(Data extract Opens)

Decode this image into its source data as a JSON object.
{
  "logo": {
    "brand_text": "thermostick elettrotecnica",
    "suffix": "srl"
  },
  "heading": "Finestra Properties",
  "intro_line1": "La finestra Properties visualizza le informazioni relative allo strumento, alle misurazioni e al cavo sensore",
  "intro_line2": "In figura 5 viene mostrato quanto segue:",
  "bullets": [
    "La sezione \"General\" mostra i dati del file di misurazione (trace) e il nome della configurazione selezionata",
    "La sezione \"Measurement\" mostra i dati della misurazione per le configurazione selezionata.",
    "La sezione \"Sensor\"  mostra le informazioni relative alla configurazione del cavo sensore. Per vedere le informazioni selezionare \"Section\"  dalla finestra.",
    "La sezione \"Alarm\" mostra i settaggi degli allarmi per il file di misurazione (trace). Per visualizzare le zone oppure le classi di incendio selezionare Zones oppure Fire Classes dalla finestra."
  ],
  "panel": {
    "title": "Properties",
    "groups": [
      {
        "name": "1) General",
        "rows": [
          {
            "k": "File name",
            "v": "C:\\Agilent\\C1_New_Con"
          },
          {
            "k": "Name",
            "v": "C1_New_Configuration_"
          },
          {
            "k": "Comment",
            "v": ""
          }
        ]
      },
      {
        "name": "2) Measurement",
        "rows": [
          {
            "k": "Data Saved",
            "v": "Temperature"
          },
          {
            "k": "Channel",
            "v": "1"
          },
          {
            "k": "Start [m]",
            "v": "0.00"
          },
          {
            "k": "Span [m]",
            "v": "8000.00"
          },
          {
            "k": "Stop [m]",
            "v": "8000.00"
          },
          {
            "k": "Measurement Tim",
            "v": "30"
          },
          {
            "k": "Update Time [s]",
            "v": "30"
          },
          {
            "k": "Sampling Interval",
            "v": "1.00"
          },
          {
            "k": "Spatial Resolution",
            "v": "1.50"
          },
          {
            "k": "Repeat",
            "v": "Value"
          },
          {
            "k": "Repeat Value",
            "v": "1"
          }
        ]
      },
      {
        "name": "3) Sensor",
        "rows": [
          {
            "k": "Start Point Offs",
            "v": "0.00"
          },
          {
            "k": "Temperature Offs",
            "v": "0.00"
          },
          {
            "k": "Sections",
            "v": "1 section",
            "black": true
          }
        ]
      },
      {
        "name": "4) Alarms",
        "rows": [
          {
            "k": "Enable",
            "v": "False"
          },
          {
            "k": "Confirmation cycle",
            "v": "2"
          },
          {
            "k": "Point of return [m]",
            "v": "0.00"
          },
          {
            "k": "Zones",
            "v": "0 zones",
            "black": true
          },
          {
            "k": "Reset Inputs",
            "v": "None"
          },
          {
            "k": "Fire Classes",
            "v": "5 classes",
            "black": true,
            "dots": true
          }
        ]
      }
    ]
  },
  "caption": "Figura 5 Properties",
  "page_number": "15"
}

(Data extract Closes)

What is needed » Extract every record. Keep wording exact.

Exercise answer »
Decode this image into its source data as a JSON object.
{
  "logo": {
    "brand_text": "thermostick elettrotecnica",
    "suffix": "srl"
  },
  "heading": "Finestra Properties",
  "intro_line1": "La finestra Properties visualizza le informazioni relative allo strumento, alle misurazioni e al cavo sensore",
  "intro_line2": "In figura 5 viene mostrato quanto segue:",
  "bullets": [
    "La sezione \"General\" mostra i dati del file di misurazione (trace) e il nome della configurazione selezionata",
    "La sezione \"Measurement\" mostra i dati della misurazione per le configurazione selezionata.",
    "La sezione \"Sensor\"  mostra le informazioni relative alla configurazione del cavo sensore. Per vedere le informazioni selezionare \"Section\"  dalla finestra.",
    "La sezione \"Alarm\" mostra i settaggi degli allarmi per il file di misurazione (trace). Per visualizzare le zone oppure le classi di incendio selezionare Zones oppure Fire Classes dalla finestra."
  ],
  "panel": {
    "title": "Properties",
    "groups": [
      {
        "name": "1) General",
        "rows": [
          {
            "k": "File name",
            "v": "C:\\Agilent\\C1_New_Con"
          },
          {
            "k": "Name",
            "v": "C1_New_Configuration_"
          },
          {
            "k": "Comment",
            "v": ""
          }
        ]
      },
      {
        "name": "2) Measurement",
        "rows": [
          {
            "k": "Data Saved",
            "v": "Temperature"
          },
          {
            "k": "Channel",
            "v": "1"
          },
          {
            "k": "Start [m]",
            "v": "0.00"
          },
          {
            "k": "Span [m]",
            "v": "8000.00"
          },
          {
            "k": "Stop [m]",
            "v": "8000.00"
          },
          {
            "k": "Measurement Tim",
            "v": "30"
          },
          {
            "k": "Update Time [s]",
            "v": "30"
          },
          {
            "k": "Sampling Interval",
            "v": "1.00"
          },
          {
            "k": "Spatial Resolution",
            "v": "1.50"
          },
          {
            "k": "Repeat",
            "v": "Value"
          },
          {
            "k": "Repeat Value",
            "v": "1"
          }
        ]
      },
      {
        "name": "3) Sensor",
        "rows": [
          {
            "k": "Start Point Offs",
            "v": "0.00"
          },
          {
            "k": "Temperature Offs",
            "v": "0.00"
          },
          {
            "k": "Sections",
            "v": "1 section",
            "black": true
          }
        ]
      },
      {
        "name": "4) Alarms",
        "rows": [
          {
            "k": "Enable",
            "v": "False"
          },
          {
            "k": "Confirmation cycle",
            "v": "2"
          },
          {
            "k": "Point of return [m]",
            "v": "0.00"
          },
          {
            "k": "Zones",
            "v": "0 zones",
            "black": true
          },
          {
            "k": "Reset Inputs",
            "v": "None"
          },
          {
            "k": "Fire Classes",
            "v": "5 classes",
            "black": true,
            "dots": true
          }
        ]
      }
    ]
  },
  "caption": "Figura 5 Properties",
  "page_number": "15"
}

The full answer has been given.